1) Hiring Too Quickly
Being too hasty to hire new staff can lead to a lot of complications in the future. It is better to take a while to find the perfect candidate and maybe have a higher workload in the process than to hire someone who doesn’t meet the standards you know you should be holding them to.
The people you hire will be responsible for important aspects of your business that you will only want to entrust to those you know will do a great job, not to those you will have to worry about and micro-manage to keep them on track.
2) Not Delegating
Delegation can be a difficult skill to master, but it’s critically important to the success of your small business that you do your best to do just that. The more you embrace delegation and avoid trying to handle too many tasks on your own, the more efficient your business processes will be. Delegation is the way to growth and opening you up to discovering new opportunities as the leader of your business.
3) Not Being A Good Listener
Be dear to your staff that you are open to meeting with them at any time. When they know you will actually listen to their concerns and ideas, they will feel more fulfilled and respected in their work. By listening to what individual members of your staff have to say, you will also learn about what motivates them to perform well and feel excited about their work, and in turn, be able to make better management decisions going forward while having a happier team in the process.
4) Avoiding Giving Feedback

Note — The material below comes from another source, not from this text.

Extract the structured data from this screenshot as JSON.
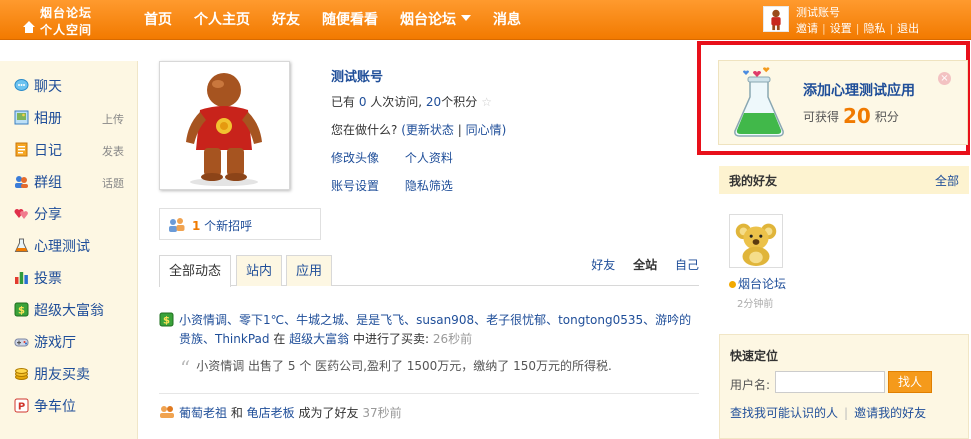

In the same way you are open to listening to your employees, they should also be open to any feedback you have to give them about their work performance.
Many small business owners and managers have a hard time giving feedback to their employees, as the nature of the staff of a small business is typically quite close and personal. With that being said, even feedback that is critical of a staff member can be presented in a way that is honest, helpful and comfortable for everyone involved. It’s in this way that open and respectful dialogue can make giving feedback to employees something that greatly benefits your business.
Avoiding these common mistakes will go a long way when it comes to growing your small business. By not being afraid to delegate, listening to your staff, being patient with your hiring and embracing giving feedback, your business will be well prepared for any challenges and continue to grow for years to come.